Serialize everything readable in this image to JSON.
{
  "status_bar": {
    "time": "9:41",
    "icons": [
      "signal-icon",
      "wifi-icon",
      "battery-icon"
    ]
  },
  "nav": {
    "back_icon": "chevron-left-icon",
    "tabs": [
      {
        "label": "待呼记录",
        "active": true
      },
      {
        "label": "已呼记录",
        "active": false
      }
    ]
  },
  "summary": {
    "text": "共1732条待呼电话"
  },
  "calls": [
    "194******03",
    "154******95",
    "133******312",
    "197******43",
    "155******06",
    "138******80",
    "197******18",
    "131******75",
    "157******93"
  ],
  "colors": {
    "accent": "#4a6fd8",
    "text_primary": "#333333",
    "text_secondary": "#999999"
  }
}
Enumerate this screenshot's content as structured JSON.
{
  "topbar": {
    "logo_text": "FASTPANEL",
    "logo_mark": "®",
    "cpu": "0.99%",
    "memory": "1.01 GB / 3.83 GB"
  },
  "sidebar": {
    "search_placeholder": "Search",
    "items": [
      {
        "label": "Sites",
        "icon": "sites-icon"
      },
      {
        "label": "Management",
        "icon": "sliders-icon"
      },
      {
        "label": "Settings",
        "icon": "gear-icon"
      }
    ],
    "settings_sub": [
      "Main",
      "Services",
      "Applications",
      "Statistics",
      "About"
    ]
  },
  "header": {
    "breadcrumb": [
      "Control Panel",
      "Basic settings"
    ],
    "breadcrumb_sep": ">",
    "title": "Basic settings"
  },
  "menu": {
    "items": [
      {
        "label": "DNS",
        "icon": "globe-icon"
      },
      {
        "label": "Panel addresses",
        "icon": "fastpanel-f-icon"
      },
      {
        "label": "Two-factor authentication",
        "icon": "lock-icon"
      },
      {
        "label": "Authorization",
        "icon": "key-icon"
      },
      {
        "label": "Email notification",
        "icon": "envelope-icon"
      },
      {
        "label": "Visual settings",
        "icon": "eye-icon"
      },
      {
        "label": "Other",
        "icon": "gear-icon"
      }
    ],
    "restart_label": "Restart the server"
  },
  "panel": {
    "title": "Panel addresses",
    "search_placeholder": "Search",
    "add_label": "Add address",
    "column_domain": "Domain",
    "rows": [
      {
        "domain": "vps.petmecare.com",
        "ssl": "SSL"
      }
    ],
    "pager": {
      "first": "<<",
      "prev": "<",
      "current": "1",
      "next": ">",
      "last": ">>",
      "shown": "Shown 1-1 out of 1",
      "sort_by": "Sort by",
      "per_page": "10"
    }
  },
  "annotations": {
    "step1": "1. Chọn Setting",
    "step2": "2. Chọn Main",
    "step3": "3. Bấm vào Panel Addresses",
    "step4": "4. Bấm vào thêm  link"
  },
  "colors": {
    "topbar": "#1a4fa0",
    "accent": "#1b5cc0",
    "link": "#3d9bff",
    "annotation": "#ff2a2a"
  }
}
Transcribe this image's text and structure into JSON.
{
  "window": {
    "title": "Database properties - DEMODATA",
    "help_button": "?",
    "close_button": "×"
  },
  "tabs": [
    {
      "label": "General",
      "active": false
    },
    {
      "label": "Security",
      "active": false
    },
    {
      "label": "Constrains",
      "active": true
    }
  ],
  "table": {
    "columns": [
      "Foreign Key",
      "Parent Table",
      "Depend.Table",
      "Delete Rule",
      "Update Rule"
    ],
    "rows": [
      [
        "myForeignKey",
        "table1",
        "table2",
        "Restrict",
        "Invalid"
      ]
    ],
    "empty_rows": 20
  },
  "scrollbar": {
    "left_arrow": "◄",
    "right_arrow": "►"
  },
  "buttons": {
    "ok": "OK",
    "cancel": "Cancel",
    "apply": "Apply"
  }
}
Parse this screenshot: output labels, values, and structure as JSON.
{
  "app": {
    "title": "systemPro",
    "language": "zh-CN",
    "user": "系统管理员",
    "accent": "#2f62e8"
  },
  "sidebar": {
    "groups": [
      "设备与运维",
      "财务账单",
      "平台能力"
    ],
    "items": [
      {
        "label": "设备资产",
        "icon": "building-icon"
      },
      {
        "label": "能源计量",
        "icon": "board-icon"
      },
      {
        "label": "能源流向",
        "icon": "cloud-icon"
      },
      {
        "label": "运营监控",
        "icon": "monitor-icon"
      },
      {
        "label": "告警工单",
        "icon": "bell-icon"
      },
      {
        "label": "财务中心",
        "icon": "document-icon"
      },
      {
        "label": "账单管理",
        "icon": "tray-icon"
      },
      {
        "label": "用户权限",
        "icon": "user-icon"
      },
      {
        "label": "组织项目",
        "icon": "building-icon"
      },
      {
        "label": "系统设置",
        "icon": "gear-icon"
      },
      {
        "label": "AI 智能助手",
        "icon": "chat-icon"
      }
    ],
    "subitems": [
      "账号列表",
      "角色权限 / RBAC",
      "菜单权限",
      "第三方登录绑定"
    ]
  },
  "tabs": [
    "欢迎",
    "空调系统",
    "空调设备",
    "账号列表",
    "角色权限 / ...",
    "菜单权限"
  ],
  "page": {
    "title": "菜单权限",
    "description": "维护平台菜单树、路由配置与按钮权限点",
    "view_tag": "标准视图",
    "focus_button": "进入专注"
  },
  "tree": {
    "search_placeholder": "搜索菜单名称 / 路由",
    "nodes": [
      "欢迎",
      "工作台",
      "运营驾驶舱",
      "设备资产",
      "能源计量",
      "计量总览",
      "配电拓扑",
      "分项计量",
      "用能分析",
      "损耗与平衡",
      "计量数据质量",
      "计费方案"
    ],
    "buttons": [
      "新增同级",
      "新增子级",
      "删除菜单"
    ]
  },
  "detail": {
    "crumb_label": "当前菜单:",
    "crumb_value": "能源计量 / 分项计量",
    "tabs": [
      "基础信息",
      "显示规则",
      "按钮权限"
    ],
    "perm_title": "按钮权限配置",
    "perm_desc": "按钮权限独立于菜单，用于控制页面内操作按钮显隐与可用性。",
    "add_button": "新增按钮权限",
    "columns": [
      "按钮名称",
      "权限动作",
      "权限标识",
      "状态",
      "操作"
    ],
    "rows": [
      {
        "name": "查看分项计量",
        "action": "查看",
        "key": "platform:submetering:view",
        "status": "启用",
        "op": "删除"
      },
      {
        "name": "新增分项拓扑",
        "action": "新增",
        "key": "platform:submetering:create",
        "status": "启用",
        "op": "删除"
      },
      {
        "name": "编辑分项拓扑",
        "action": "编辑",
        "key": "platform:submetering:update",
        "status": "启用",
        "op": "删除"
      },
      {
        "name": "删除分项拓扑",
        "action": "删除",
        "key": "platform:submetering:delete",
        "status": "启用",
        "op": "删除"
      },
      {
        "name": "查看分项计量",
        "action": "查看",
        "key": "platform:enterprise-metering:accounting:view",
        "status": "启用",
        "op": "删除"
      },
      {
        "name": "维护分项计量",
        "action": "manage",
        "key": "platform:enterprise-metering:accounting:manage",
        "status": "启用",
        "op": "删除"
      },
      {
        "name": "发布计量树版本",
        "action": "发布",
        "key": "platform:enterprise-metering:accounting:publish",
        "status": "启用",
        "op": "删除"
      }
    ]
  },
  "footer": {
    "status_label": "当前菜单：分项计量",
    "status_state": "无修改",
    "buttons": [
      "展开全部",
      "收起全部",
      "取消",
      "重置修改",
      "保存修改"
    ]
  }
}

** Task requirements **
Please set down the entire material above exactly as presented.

** Exercise solution **
Serialize everything readable in this image to JSON.
{
  "status_bar": {
    "time": "9:41",
    "icons": [
      "signal-icon",
      "wifi-icon",
      "battery-icon"
    ]
  },
  "nav": {
    "back_icon": "chevron-left-icon",
    "tabs": [
      {
        "label": "待呼记录",
        "active": true
      },
      {
        "label": "已呼记录",
        "active": false
      }
    ]
  },
  "summary": {
    "text": "共1732条待呼电话"
  },
  "calls": [
    "194******03",
    "154******95",
    "133******312",
    "197******43",
    "155******06",
    "138******80",
    "197******18",
    "131******75",
    "157******93"
  ],
  "colors": {
    "accent": "#4a6fd8",
    "text_primary": "#333333",
    "text_secondary": "#999999"
  }
}
Enumerate this screenshot's content as structured JSON.
{
  "topbar": {
    "logo_text": "FASTPANEL",
    "logo_mark": "®",
    "cpu": "0.99%",
    "memory": "1.01 GB / 3.83 GB"
  },
  "sidebar": {
    "search_placeholder": "Search",
    "items": [
      {
        "label": "Sites",
        "icon": "sites-icon"
      },
      {
        "label": "Management",
        "icon": "sliders-icon"
      },
      {
        "label": "Settings",
        "icon": "gear-icon"
      }
    ],
    "settings_sub": [
      "Main",
      "Services",
      "Applications",
      "Statistics",
      "About"
    ]
  },
  "header": {
    "breadcrumb": [
      "Control Panel",
      "Basic settings"
    ],
    "breadcrumb_sep": ">",
    "title": "Basic settings"
  },
  "menu": {
    "items": [
      {
        "label": "DNS",
        "icon": "globe-icon"
      },
      {
        "label": "Panel addresses",
        "icon": "fastpanel-f-icon"
      },
      {
        "label": "Two-factor authentication",
        "icon": "lock-icon"
      },
      {
        "label": "Authorization",
        "icon": "key-icon"
      },
      {
        "label": "Email notification",
        "icon": "envelope-icon"
      },
      {
        "label": "Visual settings",
        "icon": "eye-icon"
      },
      {
        "label": "Other",
        "icon": "gear-icon"
      }
    ],
    "restart_label": "Restart the server"
  },
  "panel": {
    "title": "Panel addresses",
    "search_placeholder": "Search",
    "add_label": "Add address",
    "column_domain": "Domain",
    "rows": [
      {
        "domain": "vps.petmecare.com",
        "ssl": "SSL"
      }
    ],
    "pager": {
      "first": "<<",
      "prev": "<",
      "current": "1",
      "next": ">",
      "last": ">>",
      "shown": "Shown 1-1 out of 1",
      "sort_by": "Sort by",
      "per_page": "10"
    }
  },
  "annotations": {
    "step1": "1. Chọn Setting",
    "step2": "2. Chọn Main",
    "step3": "3. Bấm vào Panel Addresses",
    "step4": "4. Bấm vào thêm  link"
  },
  "colors": {
    "topbar": "#1a4fa0",
    "accent": "#1b5cc0",
    "link": "#3d9bff",
    "annotation": "#ff2a2a"
  }
}
Transcribe this image's text and structure into JSON.
{
  "window": {
    "title": "Database properties - DEMODATA",
    "help_button": "?",
    "close_button": "×"
  },
  "tabs": [
    {
      "label": "General",
      "active": false
    },
    {
      "label": "Security",
      "active": false
    },
    {
      "label": "Constrains",
      "active": true
    }
  ],
  "table": {
    "columns": [
      "Foreign Key",
      "Parent Table",
      "Depend.Table",
      "Delete Rule",
      "Update Rule"
    ],
    "rows": [
      [
        "myForeignKey",
        "table1",
        "table2",
        "Restrict",
        "Invalid"
      ]
    ],
    "empty_rows": 20
  },
  "scrollbar": {
    "left_arrow": "◄",
    "right_arrow": "►"
  },
  "buttons": {
    "ok": "OK",
    "cancel": "Cancel",
    "apply": "Apply"
  }
}
Parse this screenshot: output labels, values, and structure as JSON.
{
  "app": {
    "title": "systemPro",
    "language": "zh-CN",
    "user": "系统管理员",
    "accent": "#2f62e8"
  },
  "sidebar": {
    "groups": [
      "设备与运维",
      "财务账单",
      "平台能力"
    ],
    "items": [
      {
        "label": "设备资产",
        "icon": "building-icon"
      },
      {
        "label": "能源计量",
        "icon": "board-icon"
      },
      {
        "label": "能源流向",
        "icon": "cloud-icon"
      },
      {
        "label": "运营监控",
        "icon": "monitor-icon"
      },
      {
        "label": "告警工单",
        "icon": "bell-icon"
      },
      {
        "label": "财务中心",
        "icon": "document-icon"
      },
      {
        "label": "账单管理",
        "icon": "tray-icon"
      },
      {
        "label": "用户权限",
        "icon": "user-icon"
      },
      {
        "label": "组织项目",
        "icon": "building-icon"
      },
      {
        "label": "系统设置",
        "icon": "gear-icon"
      },
      {
        "label": "AI 智能助手",
        "icon": "chat-icon"
      }
    ],
    "subitems": [
      "账号列表",
      "角色权限 / RBAC",
      "菜单权限",
      "第三方登录绑定"
    ]
  },
  "tabs": [
    "欢迎",
    "空调系统",
    "空调设备",
    "账号列表",
    "角色权限 / ...",
    "菜单权限"
  ],
  "page": {
    "title": "菜单权限",
    "description": "维护平台菜单树、路由配置与按钮权限点",
    "view_tag": "标准视图",
    "focus_button": "进入专注"
  },
  "tree": {
    "search_placeholder": "搜索菜单名称 / 路由",
    "nodes": [
      "欢迎",
      "工作台",
      "运营驾驶舱",
      "设备资产",
      "能源计量",
      "计量总览",
      "配电拓扑",
      "分项计量",
      "用能分析",
      "损耗与平衡",
      "计量数据质量",
      "计费方案"
    ],
    "buttons": [
      "新增同级",
      "新增子级",
      "删除菜单"
    ]
  },
  "detail": {
    "crumb_label": "当前菜单:",
    "crumb_value": "能源计量 / 分项计量",
    "tabs": [
      "基础信息",
      "显示规则",
      "按钮权限"
    ],
    "perm_title": "按钮权限配置",
    "perm_desc": "按钮权限独立于菜单，用于控制页面内操作按钮显隐与可用性。",
    "add_button": "新增按钮权限",
    "columns": [
      "按钮名称",
      "权限动作",
      "权限标识",
      "状态",
      "操作"
    ],
    "rows": [
      {
        "name": "查看分项计量",
        "action": "查看",
        "key": "platform:submetering:view",
        "status": "启用",
        "op": "删除"
      },
      {
        "name": "新增分项拓扑",
        "action": "新增",
        "key": "platform:submetering:create",
        "status": "启用",
        "op": "删除"
      },
      {
        "name": "编辑分项拓扑",
        "action": "编辑",
        "key": "platform:submetering:update",
        "status": "启用",
        "op": "删除"
      },
      {
        "name": "删除分项拓扑",
        "action": "删除",
        "key": "platform:submetering:delete",
        "status": "启用",
        "op": "删除"
      },
      {
        "name": "查看分项计量",
        "action": "查看",
        "key": "platform:enterprise-metering:accounting:view",
        "status": "启用",
        "op": "删除"
      },
      {
        "name": "维护分项计量",
        "action": "manage",
        "key": "platform:enterprise-metering:accounting:manage",
        "status": "启用",
        "op": "删除"
      },
      {
        "name": "发布计量树版本",
        "action": "发布",
        "key": "platform:enterprise-metering:accounting:publish",
        "status": "启用",
        "op": "删除"
      }
    ]
  },
  "footer": {
    "status_label": "当前菜单：分项计量",
    "status_state": "无修改",
    "buttons": [
      "展开全部",
      "收起全部",
      "取消",
      "重置修改",
      "保存修改"
    ]
  }
}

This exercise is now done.